Saturday, October 09, 2010

FLASHBACK: Friday, October 1

On Friday of our trip to Germany, we decided to drive about one hour to a very famous castle: Burg Eltz. While JB and I were excited about the adventure, the boys were less than thrilled from the onset. Not sure what bee crawled into both their bonnets this morning, but it crawled in and stayed there intently. Once at the castle, we were presented with two options: a ten minute walk to the castle or a 45-minute hike to the castle (1.5 miles each way.) Wanting to instill in our children a love of activity and the outdoors, we opted for the hike. (Five minutes in, when we realized it would be quite muddy, we rethought and STILL opted to proceed.) It was a beautiful hike and the way there was okay (despite the fact that Elijah wanted to be carried on my hip and not on my shoulders which is quite hard to do while hiking), but on the way home Isaac decided he didn't want to be carried, didn't want to walk, didn't want to ride on shoulders, nothing. Any position I put him in, he cried for a different one (which, when granted, resulted in more crying). A 1.5 mile hike carrying a crying child, is not pleasant. Add to that the fact that JB was toting our backpack and Elijah on his shoulders, and it was a really long adventure. I wish our boys could fit in those handy-dandy back-packs. But they are just too big for them. Any other ideas for how to get them from place-to-place in a world of no stroller access?

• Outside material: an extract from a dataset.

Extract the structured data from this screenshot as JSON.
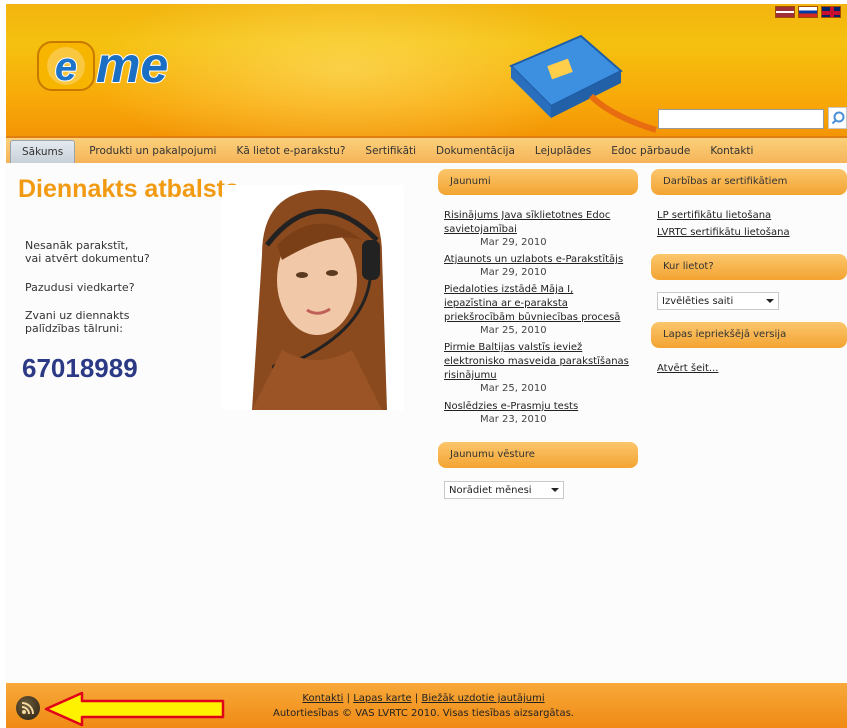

Here is a video of the boys once we reached the top:

The view from the castle, when we finally arrived, was amazing. Breathtaking! We enjoyed some water while we recovered from hiking while holding heavy children.

Isaac wasn't tired at all. What's so bad about hiking when you get carried the whole way?

Here we are while waiting for the English tour. All the tours were in German except for an occasional English attempt by a German-speaking young person. We found (and I am not sure if this is unique to a touristy area or Germany in general) that the young people often speak two languages (German and English) but the older people only speak German. Jenny? Do you concur?

An attempt at a picture outside of Burg Eltz.

Both boys in one shot! A rarity.

Touring the treasury on a self-guided tour. We should have stuck to self-guided (but they weren't allowed at this castle.) A tour with two toddlers is not advised. Elijah and I ducked out only five minutes into it, and JB and Isaac had a fairly miserable experience since Isaac wished he had ducked out with me the whole time that remained. Since we were the only four people on the English tour, it didn't make for a great time for JB's tour guide.

A shot of me in the courtyard Elijah and I hung out in while JB and Isaac toured. I'd like to say Elijah was well-behaved while we waited, but he wasn't. He insisted on his strong desires to find any unsafe place that he could fall from and die and attempt to do so. If I failed to allow him this pleasure, he'd sit down and scream. The only highlight to our wait for the completion of the tour was petting some of the dogs taking the tour. (Yes, the dogs took the tour. Dogs are welcome everywhere in Germany it seems. On our boat ride, restaurants, hotels, you name it.)

Friday wasn't the best day for the boys as far as travelling went. But after an AMAZING dinner downstairs again, they curled up in their flannel pj's (they fit great this winter Joni) and watched some PRAISE BABY as if it had been a glorious day.

1 comment:

Jenny said...

Yes, that is for the most part true. The kids are taught English all through school, and normally can do pretty well with it once they are teenagers. A boy in our neighborhood has made great strides in his English in the two year we've been here, and I'm ashamed to say, my German only small improvements.

As far as dogs, yes they go everywhere! We joke that at most restaurants they'd rather have your dog then you kids. It is difficult to dine in a lot of restaurants because they are small, and usually the patrons are eating quietly. When we do dine out (rare) we take our kids between 5-6 since most Germans eat dinner later. Did you have this experience? It is certainly not like Turkey where they go crazy over children.

Glad you had a great trip!